### [Prompt]
Retype, without changes, every line from the line that contains "Output a JSON" through the final line of the records. Exclude pictures.
───── Data
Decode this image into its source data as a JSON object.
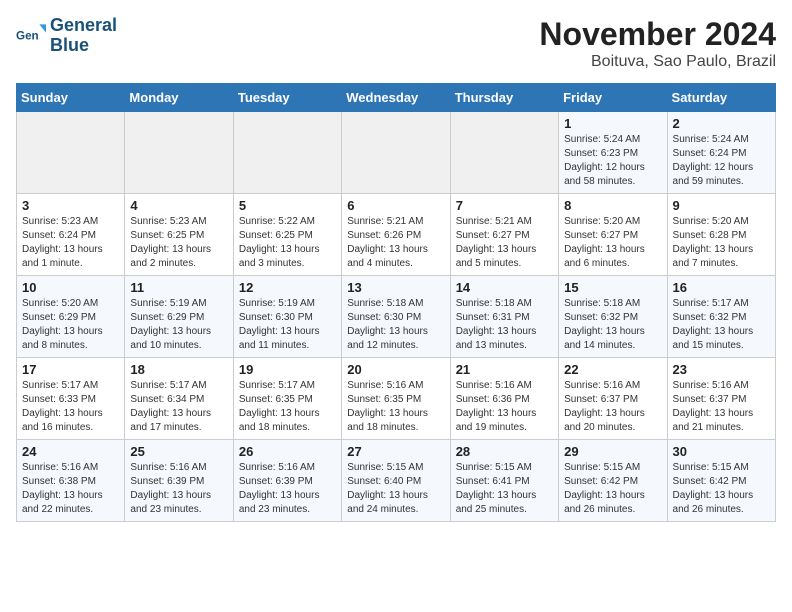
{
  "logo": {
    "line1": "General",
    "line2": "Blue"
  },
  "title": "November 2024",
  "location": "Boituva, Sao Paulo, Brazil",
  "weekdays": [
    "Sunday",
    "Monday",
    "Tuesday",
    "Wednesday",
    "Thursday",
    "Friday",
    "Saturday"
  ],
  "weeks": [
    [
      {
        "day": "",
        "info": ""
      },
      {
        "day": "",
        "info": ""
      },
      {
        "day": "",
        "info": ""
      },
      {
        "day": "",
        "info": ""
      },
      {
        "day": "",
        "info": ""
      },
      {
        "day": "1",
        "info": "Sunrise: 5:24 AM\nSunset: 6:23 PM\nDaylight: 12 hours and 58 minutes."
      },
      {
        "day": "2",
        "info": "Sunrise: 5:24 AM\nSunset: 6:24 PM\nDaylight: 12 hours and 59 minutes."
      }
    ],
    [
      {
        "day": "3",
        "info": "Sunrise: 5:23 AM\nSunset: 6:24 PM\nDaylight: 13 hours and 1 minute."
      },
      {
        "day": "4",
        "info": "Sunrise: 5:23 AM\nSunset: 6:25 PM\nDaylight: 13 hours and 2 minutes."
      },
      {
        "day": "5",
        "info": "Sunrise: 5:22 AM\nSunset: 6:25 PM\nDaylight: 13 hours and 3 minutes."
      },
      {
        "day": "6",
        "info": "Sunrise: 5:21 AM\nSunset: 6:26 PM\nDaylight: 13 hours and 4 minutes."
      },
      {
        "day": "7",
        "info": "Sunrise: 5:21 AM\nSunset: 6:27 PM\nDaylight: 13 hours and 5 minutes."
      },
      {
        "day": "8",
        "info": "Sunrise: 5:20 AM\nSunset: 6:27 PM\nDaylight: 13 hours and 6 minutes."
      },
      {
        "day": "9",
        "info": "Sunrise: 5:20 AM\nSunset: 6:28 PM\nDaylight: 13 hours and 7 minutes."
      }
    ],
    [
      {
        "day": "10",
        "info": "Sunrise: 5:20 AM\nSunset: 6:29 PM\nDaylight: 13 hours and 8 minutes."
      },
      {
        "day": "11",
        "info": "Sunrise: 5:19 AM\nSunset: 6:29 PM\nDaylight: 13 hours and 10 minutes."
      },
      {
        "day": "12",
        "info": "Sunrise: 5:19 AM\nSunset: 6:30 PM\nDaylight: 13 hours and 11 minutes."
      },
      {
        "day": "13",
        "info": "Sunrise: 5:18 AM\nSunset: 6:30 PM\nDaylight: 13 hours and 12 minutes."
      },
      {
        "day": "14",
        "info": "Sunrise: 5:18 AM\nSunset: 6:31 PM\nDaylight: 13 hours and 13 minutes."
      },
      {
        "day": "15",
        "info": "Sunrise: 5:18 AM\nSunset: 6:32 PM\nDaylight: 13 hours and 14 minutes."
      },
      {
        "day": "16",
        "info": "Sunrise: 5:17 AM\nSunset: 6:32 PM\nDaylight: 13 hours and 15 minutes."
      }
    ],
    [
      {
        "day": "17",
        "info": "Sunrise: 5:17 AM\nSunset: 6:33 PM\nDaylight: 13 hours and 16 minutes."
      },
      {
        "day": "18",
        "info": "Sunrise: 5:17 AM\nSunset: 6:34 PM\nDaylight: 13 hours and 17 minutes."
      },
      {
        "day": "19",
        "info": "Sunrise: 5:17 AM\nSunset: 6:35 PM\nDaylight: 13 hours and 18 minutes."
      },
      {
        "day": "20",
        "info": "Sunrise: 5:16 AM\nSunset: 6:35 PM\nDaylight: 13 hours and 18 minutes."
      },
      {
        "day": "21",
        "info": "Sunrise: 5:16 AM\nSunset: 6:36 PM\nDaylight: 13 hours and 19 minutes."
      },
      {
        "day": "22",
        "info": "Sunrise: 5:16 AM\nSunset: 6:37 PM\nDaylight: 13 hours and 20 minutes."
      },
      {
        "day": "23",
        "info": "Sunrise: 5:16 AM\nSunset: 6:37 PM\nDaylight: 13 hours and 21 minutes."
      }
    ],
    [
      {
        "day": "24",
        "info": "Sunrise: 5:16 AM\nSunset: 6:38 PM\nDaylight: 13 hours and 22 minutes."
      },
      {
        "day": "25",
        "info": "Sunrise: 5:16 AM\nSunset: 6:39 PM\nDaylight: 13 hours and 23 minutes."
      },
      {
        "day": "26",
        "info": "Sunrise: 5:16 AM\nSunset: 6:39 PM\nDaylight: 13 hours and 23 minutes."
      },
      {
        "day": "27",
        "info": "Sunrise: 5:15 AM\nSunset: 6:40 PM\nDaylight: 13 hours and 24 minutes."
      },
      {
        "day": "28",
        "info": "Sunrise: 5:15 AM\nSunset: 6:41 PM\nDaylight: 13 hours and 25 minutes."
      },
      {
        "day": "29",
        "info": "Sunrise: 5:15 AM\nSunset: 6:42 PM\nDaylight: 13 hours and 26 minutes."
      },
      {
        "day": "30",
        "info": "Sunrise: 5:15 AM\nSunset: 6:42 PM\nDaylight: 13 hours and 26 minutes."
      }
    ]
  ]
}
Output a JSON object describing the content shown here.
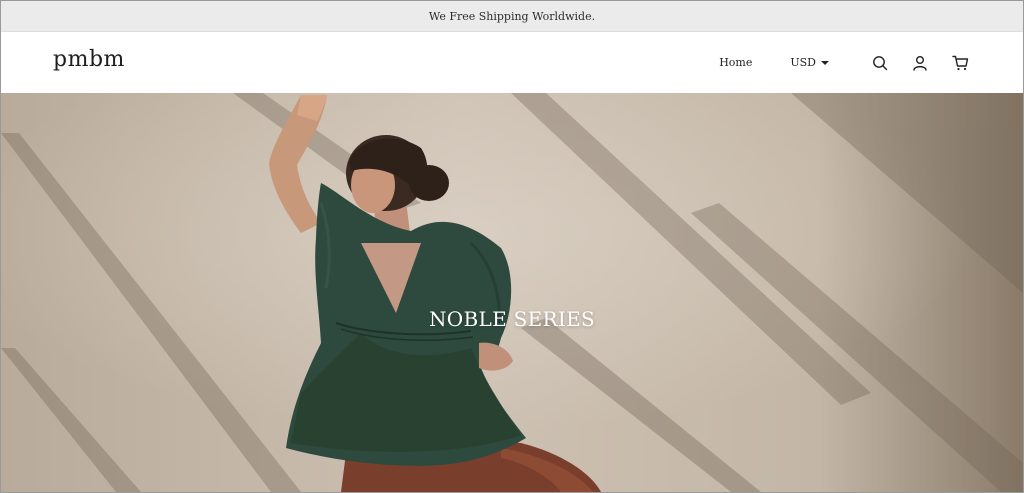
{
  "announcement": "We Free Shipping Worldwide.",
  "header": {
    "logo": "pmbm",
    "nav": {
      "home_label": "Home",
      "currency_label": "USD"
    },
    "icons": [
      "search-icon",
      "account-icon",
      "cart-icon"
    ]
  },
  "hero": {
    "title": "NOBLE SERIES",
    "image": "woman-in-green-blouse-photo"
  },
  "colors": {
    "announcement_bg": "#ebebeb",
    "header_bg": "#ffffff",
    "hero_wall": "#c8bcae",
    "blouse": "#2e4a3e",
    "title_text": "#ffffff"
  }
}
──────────
### [Problem solution]
Output a JSON object describing the content shown here.
{
  "announcement": "We Free Shipping Worldwide.",
  "header": {
    "logo": "pmbm",
    "nav": {
      "home_label": "Home",
      "currency_label": "USD"
    },
    "icons": [
      "search-icon",
      "account-icon",
      "cart-icon"
    ]
  },
  "hero": {
    "title": "NOBLE SERIES",
    "image": "woman-in-green-blouse-photo"
  },
  "colors": {
    "announcement_bg": "#ebebeb",
    "header_bg": "#ffffff",
    "hero_wall": "#c8bcae",
    "blouse": "#2e4a3e",
    "title_text": "#ffffff"
  }
}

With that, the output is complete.